"""

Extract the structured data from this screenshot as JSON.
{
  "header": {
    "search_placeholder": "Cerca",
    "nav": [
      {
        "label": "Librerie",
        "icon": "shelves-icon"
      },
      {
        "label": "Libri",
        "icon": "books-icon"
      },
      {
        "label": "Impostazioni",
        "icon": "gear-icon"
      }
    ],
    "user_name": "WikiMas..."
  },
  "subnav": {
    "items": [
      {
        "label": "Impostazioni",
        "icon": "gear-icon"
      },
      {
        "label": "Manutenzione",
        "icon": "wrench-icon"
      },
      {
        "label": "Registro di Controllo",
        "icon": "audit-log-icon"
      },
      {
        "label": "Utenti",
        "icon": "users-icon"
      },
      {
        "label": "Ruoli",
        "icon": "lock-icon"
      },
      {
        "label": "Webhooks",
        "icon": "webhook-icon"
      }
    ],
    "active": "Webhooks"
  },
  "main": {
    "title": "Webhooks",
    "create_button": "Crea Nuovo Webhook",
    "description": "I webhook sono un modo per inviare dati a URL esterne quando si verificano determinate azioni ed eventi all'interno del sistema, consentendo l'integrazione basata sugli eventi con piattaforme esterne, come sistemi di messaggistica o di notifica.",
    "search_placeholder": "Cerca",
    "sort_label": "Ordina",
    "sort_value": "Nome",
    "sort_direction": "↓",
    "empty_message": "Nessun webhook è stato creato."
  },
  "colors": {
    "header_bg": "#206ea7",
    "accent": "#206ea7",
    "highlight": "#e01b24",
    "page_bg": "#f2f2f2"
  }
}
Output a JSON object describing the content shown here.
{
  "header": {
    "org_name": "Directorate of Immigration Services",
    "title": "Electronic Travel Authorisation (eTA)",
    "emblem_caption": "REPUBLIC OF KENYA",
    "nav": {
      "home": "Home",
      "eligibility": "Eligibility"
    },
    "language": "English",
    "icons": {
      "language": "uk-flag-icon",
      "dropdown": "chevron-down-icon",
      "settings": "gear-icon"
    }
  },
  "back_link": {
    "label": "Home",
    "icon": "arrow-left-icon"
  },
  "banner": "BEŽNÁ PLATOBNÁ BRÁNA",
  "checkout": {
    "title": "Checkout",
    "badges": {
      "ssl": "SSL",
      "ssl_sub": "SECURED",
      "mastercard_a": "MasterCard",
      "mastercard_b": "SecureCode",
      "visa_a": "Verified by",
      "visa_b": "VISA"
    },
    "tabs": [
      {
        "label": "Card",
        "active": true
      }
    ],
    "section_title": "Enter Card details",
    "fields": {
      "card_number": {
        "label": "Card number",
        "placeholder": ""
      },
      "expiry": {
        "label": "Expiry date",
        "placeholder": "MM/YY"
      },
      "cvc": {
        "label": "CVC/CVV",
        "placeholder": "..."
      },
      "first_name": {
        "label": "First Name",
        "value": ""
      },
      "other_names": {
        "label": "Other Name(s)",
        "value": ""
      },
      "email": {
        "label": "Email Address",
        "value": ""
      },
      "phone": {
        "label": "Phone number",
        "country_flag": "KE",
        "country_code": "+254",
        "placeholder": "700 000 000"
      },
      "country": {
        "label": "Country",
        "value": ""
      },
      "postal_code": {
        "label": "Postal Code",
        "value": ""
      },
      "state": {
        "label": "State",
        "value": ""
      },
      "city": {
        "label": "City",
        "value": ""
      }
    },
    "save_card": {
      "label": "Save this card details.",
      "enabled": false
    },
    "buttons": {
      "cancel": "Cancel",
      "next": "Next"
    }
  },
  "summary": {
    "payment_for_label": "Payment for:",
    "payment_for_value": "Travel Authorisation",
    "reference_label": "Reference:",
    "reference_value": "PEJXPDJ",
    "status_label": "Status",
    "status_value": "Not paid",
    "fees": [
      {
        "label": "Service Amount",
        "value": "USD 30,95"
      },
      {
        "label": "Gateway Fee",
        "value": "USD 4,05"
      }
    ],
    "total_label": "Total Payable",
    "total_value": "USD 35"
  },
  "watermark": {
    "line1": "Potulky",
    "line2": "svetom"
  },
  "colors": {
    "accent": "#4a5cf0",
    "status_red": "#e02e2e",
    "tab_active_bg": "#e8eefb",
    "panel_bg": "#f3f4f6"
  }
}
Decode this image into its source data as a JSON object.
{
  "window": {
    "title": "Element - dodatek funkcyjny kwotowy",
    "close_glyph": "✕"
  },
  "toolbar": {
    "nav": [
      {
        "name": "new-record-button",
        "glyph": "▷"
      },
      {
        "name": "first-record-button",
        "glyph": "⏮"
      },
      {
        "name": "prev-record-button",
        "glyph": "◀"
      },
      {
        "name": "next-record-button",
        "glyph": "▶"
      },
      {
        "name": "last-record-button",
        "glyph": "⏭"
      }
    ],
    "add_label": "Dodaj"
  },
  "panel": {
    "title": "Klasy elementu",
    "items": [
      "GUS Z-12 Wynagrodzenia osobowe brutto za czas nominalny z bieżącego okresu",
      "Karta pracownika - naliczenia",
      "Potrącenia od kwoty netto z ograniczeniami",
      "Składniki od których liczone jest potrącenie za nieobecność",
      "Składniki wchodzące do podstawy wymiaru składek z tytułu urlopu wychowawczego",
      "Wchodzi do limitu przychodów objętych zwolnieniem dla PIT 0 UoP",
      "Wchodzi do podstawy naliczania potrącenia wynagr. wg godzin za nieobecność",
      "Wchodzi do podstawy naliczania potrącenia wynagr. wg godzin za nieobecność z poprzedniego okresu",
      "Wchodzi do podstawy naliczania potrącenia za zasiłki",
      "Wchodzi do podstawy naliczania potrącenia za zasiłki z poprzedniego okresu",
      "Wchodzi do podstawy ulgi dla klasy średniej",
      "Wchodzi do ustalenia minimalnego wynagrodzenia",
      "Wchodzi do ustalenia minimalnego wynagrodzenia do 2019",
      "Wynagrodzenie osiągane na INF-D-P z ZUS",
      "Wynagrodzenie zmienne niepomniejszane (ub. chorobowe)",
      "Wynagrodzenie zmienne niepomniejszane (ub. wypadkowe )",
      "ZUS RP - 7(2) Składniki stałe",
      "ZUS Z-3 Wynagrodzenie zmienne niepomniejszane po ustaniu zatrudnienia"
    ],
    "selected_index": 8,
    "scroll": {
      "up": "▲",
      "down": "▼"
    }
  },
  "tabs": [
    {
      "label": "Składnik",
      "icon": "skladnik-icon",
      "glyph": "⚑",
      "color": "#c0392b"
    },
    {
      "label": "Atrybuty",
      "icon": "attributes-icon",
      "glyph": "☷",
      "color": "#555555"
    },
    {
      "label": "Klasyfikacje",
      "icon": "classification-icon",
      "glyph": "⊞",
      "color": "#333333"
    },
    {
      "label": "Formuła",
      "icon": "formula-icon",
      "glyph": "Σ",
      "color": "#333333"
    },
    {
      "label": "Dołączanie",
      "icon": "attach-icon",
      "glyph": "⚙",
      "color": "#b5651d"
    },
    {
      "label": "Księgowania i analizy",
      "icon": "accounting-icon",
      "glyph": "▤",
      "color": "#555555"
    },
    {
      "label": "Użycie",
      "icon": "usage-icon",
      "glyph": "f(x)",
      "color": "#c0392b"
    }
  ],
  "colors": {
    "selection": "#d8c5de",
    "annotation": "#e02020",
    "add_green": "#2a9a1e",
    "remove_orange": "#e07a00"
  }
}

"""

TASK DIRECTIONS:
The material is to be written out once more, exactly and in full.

ANSWER SECTION:
Extract the structured data from this screenshot as JSON.
{
  "header": {
    "search_placeholder": "Cerca",
    "nav": [
      {
        "label": "Librerie",
        "icon": "shelves-icon"
      },
      {
        "label": "Libri",
        "icon": "books-icon"
      },
      {
        "label": "Impostazioni",
        "icon": "gear-icon"
      }
    ],
    "user_name": "WikiMas..."
  },
  "subnav": {
    "items": [
      {
        "label": "Impostazioni",
        "icon": "gear-icon"
      },
      {
        "label": "Manutenzione",
        "icon": "wrench-icon"
      },
      {
        "label": "Registro di Controllo",
        "icon": "audit-log-icon"
      },
      {
        "label": "Utenti",
        "icon": "users-icon"
      },
      {
        "label": "Ruoli",
        "icon": "lock-icon"
      },
      {
        "label": "Webhooks",
        "icon": "webhook-icon"
      }
    ],
    "active": "Webhooks"
  },
  "main": {
    "title": "Webhooks",
    "create_button": "Crea Nuovo Webhook",
    "description": "I webhook sono un modo per inviare dati a URL esterne quando si verificano determinate azioni ed eventi all'interno del sistema, consentendo l'integrazione basata sugli eventi con piattaforme esterne, come sistemi di messaggistica o di notifica.",
    "search_placeholder": "Cerca",
    "sort_label": "Ordina",
    "sort_value": "Nome",
    "sort_direction": "↓",
    "empty_message": "Nessun webhook è stato creato."
  },
  "colors": {
    "header_bg": "#206ea7",
    "accent": "#206ea7",
    "highlight": "#e01b24",
    "page_bg": "#f2f2f2"
  }
}
Output a JSON object describing the content shown here.
{
  "header": {
    "org_name": "Directorate of Immigration Services",
    "title": "Electronic Travel Authorisation (eTA)",
    "emblem_caption": "REPUBLIC OF KENYA",
    "nav": {
      "home": "Home",
      "eligibility": "Eligibility"
    },
    "language": "English",
    "icons": {
      "language": "uk-flag-icon",
      "dropdown": "chevron-down-icon",
      "settings": "gear-icon"
    }
  },
  "back_link": {
    "label": "Home",
    "icon": "arrow-left-icon"
  },
  "banner": "BEŽNÁ PLATOBNÁ BRÁNA",
  "checkout": {
    "title": "Checkout",
    "badges": {
      "ssl": "SSL",
      "ssl_sub": "SECURED",
      "mastercard_a": "MasterCard",
      "mastercard_b": "SecureCode",
      "visa_a": "Verified by",
      "visa_b": "VISA"
    },
    "tabs": [
      {
        "label": "Card",
        "active": true
      }
    ],
    "section_title": "Enter Card details",
    "fields": {
      "card_number": {
        "label": "Card number",
        "placeholder": ""
      },
      "expiry": {
        "label": "Expiry date",
        "placeholder": "MM/YY"
      },
      "cvc": {
        "label": "CVC/CVV",
        "placeholder": "..."
      },
      "first_name": {
        "label": "First Name",
        "value": ""
      },
      "other_names": {
        "label": "Other Name(s)",
        "value": ""
      },
      "email": {
        "label": "Email Address",
        "value": ""
      },
      "phone": {
        "label": "Phone number",
        "country_flag": "KE",
        "country_code": "+254",
        "placeholder": "700 000 000"
      },
      "country": {
        "label": "Country",
        "value": ""
      },
      "postal_code": {
        "label": "Postal Code",
        "value": ""
      },
      "state": {
        "label": "State",
        "value": ""
      },
      "city": {
        "label": "City",
        "value": ""
      }
    },
    "save_card": {
      "label": "Save this card details.",
      "enabled": false
    },
    "buttons": {
      "cancel": "Cancel",
      "next": "Next"
    }
  },
  "summary": {
    "payment_for_label": "Payment for:",
    "payment_for_value": "Travel Authorisation",
    "reference_label": "Reference:",
    "reference_value": "PEJXPDJ",
    "status_label": "Status",
    "status_value": "Not paid",
    "fees": [
      {
        "label": "Service Amount",
        "value": "USD 30,95"
      },
      {
        "label": "Gateway Fee",
        "value": "USD 4,05"
      }
    ],
    "total_label": "Total Payable",
    "total_value": "USD 35"
  },
  "watermark": {
    "line1": "Potulky",
    "line2": "svetom"
  },
  "colors": {
    "accent": "#4a5cf0",
    "status_red": "#e02e2e",
    "tab_active_bg": "#e8eefb",
    "panel_bg": "#f3f4f6"
  }
}
Decode this image into its source data as a JSON object.
{
  "window": {
    "title": "Element - dodatek funkcyjny kwotowy",
    "close_glyph": "✕"
  },
  "toolbar": {
    "nav": [
      {
        "name": "new-record-button",
        "glyph": "▷"
      },
      {
        "name": "first-record-button",
        "glyph": "⏮"
      },
      {
        "name": "prev-record-button",
        "glyph": "◀"
      },
      {
        "name": "next-record-button",
        "glyph": "▶"
      },
      {
        "name": "last-record-button",
        "glyph": "⏭"
      }
    ],
    "add_label": "Dodaj"
  },
  "panel": {
    "title": "Klasy elementu",
    "items": [
      "GUS Z-12 Wynagrodzenia osobowe brutto za czas nominalny z bieżącego okresu",
      "Karta pracownika - naliczenia",
      "Potrącenia od kwoty netto z ograniczeniami",
      "Składniki od których liczone jest potrącenie za nieobecność",
      "Składniki wchodzące do podstawy wymiaru składek z tytułu urlopu wychowawczego",
      "Wchodzi do limitu przychodów objętych zwolnieniem dla PIT 0 UoP",
      "Wchodzi do podstawy naliczania potrącenia wynagr. wg godzin za nieobecność",
      "Wchodzi do podstawy naliczania potrącenia wynagr. wg godzin za nieobecność z poprzedniego okresu",
      "Wchodzi do podstawy naliczania potrącenia za zasiłki",
      "Wchodzi do podstawy naliczania potrącenia za zasiłki z poprzedniego okresu",
      "Wchodzi do podstawy ulgi dla klasy średniej",
      "Wchodzi do ustalenia minimalnego wynagrodzenia",
      "Wchodzi do ustalenia minimalnego wynagrodzenia do 2019",
      "Wynagrodzenie osiągane na INF-D-P z ZUS",
      "Wynagrodzenie zmienne niepomniejszane (ub. chorobowe)",
      "Wynagrodzenie zmienne niepomniejszane (ub. wypadkowe )",
      "ZUS RP - 7(2) Składniki stałe",
      "ZUS Z-3 Wynagrodzenie zmienne niepomniejszane po ustaniu zatrudnienia"
    ],
    "selected_index": 8,
    "scroll": {
      "up": "▲",
      "down": "▼"
    }
  },
  "tabs": [
    {
      "label": "Składnik",
      "icon": "skladnik-icon",
      "glyph": "⚑",
      "color": "#c0392b"
    },
    {
      "label": "Atrybuty",
      "icon": "attributes-icon",
      "glyph": "☷",
      "color": "#555555"
    },
    {
      "label": "Klasyfikacje",
      "icon": "classification-icon",
      "glyph": "⊞",
      "color": "#333333"
    },
    {
      "label": "Formuła",
      "icon": "formula-icon",
      "glyph": "Σ",
      "color": "#333333"
    },
    {
      "label": "Dołączanie",
      "icon": "attach-icon",
      "glyph": "⚙",
      "color": "#b5651d"
    },
    {
      "label": "Księgowania i analizy",
      "icon": "accounting-icon",
      "glyph": "▤",
      "color": "#555555"
    },
    {
      "label": "Użycie",
      "icon": "usage-icon",
      "glyph": "f(x)",
      "color": "#c0392b"
    }
  ],
  "colors": {
    "selection": "#d8c5de",
    "annotation": "#e02020",
    "add_green": "#2a9a1e",
    "remove_orange": "#e07a00"
  }
}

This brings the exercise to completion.